A slip is an error in learning… (People) who recover from habits they want to change treat slips very differently. They see themselves as having made a mistake they needn’t repeat. And RECOVERING from a slip gives them stronger confidence in their ability to resist temptation.”
~Dr. G. Allan Marlatt, PhD, Director, Addictive Behaviors Research Center, University of Washington
To be absolutely clear – a relapse during recovery from alcohol or drug addiction is NEVER all right… or to be expected… or bound to happen. The primary goal of recovery is ALWAYS to avoid substance use.
Keep this in mind – ANYONE can suffer a relapse, at any stage of recovery, and even after years of successful sobriety.
Addiction Relapse versus Other Conditions
Because addiction is a lifelong illness, a relapse is more than just possible—it may even be probable. Take a look at how addiction relapse rates compare to other chronic conditions –
- 40% – 60% of drug addicts relapse during their lifetime.
- 30% – 60% of Type I Diabetics don’t stick to their prescribed plans.
- 50% – 70% of hypertension patients fail to comply with their diet and medication plan.
- 50% – 70% of asthmatics don’t take their medication correctly.
Most chronic diseases have roughly comparable relapse or nonadherence rates.
It is important to keep in mind that all chronic illnesses are successfully treated or managed with medication and by the patient changing their behaviors.
But also keep in mind that those unhealthy habits are probably ingrained to the point of second nature. In fact, addiction is an irresistible compulsion. These habits and this compulsion are what make relapse so likely, because it takes time to break free.
When you experience a setback in your recovery, whether it was “only” a slip (a brief, temporary return to substance use) or a full-blown relapse (a longer, serious return to substance use and self-destructive behaviors), it does not have to mean that your recovery has failed.
Relapse as an Opportunity to Grow Stronger
What it does mean, however, is that there needs to be renewed focus or adjustments made to the existing recovery plan. It can also be a learning opportunity, to discover what (or who) triggered the relapse, and then move forward wiser stronger, and more determined than you were before.
Triggers are those people, places, things, thoughts, or emotions that you associate with drug use or drinking. Examples of triggers might include:
- Liquor stores
- Drug dealer’s house
- Drink or drug buddies
- TV shows or movies depicting substance use
- Drug paraphernalia
- Empty liquor bottles or beer cans
What Does This Mean to YOU?
People in early recovery are taught to avoid these triggers whenever possible. An important learned skill is how to successfully deal with triggers when they can’t be avoided. Dr. Marlatt says, “Habit change depends on increasing your awareness of just where in your life the temptations come from, and finding skillful ways to handle them.”

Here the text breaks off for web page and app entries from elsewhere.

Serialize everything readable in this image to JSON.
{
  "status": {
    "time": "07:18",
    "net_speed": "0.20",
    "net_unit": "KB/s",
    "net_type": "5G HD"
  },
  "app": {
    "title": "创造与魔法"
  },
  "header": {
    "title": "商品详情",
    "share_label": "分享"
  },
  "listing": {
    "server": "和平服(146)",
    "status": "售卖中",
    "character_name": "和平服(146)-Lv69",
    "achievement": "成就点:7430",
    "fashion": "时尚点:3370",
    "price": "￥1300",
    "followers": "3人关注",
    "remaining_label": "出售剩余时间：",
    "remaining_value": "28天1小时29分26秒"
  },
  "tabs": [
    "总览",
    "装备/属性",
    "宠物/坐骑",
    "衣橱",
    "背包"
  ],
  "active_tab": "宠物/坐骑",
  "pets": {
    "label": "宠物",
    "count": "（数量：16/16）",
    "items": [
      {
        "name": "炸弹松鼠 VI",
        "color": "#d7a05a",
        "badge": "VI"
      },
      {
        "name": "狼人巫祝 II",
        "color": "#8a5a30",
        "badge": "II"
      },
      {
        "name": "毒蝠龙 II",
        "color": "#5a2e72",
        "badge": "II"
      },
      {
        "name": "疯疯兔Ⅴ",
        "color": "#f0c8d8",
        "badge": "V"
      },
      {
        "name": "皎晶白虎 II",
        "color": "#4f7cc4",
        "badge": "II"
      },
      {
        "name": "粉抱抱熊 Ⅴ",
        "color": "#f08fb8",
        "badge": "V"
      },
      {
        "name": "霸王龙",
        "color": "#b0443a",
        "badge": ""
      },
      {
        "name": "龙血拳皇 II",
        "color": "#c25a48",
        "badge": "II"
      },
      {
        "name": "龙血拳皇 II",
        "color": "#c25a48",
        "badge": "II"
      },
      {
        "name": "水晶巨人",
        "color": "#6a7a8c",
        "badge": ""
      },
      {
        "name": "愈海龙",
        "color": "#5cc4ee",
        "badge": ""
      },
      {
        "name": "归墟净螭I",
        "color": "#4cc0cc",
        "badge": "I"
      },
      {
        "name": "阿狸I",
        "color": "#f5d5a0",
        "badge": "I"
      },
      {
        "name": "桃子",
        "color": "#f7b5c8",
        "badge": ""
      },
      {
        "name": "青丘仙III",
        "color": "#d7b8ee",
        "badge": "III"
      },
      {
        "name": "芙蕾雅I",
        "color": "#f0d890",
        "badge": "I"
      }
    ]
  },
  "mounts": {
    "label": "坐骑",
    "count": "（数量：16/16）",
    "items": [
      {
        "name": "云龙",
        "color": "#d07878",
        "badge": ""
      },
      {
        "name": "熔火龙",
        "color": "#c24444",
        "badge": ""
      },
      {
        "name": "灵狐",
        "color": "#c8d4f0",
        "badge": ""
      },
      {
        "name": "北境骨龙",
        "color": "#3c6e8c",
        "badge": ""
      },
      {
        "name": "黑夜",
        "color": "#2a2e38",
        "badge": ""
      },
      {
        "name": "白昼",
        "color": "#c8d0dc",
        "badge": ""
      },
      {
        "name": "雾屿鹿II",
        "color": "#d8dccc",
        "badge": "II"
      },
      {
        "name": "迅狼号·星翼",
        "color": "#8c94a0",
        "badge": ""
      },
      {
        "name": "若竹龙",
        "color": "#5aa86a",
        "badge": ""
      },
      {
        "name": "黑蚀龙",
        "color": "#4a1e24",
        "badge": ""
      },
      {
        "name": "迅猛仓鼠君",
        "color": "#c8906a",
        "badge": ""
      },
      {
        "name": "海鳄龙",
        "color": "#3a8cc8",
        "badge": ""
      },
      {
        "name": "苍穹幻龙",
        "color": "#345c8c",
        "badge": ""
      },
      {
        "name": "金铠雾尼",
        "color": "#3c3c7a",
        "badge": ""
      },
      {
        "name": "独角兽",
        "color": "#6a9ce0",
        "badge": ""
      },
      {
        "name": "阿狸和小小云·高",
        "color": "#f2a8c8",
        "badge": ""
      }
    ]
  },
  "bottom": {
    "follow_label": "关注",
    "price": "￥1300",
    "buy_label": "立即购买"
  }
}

Recovery doesn’t just HAPPEN—it is the daily practice of positive skills. And it is these skills that help you prevent and respond to relapses that could derail your return to sobriety. Learning these skills is only part of the treatment you will receive at Chapman House—one of the top drug and alcohol rehab programs in Orange County, California.
If you want to base your recovery on the strongest possible foundation, contact Chapman House TODAY.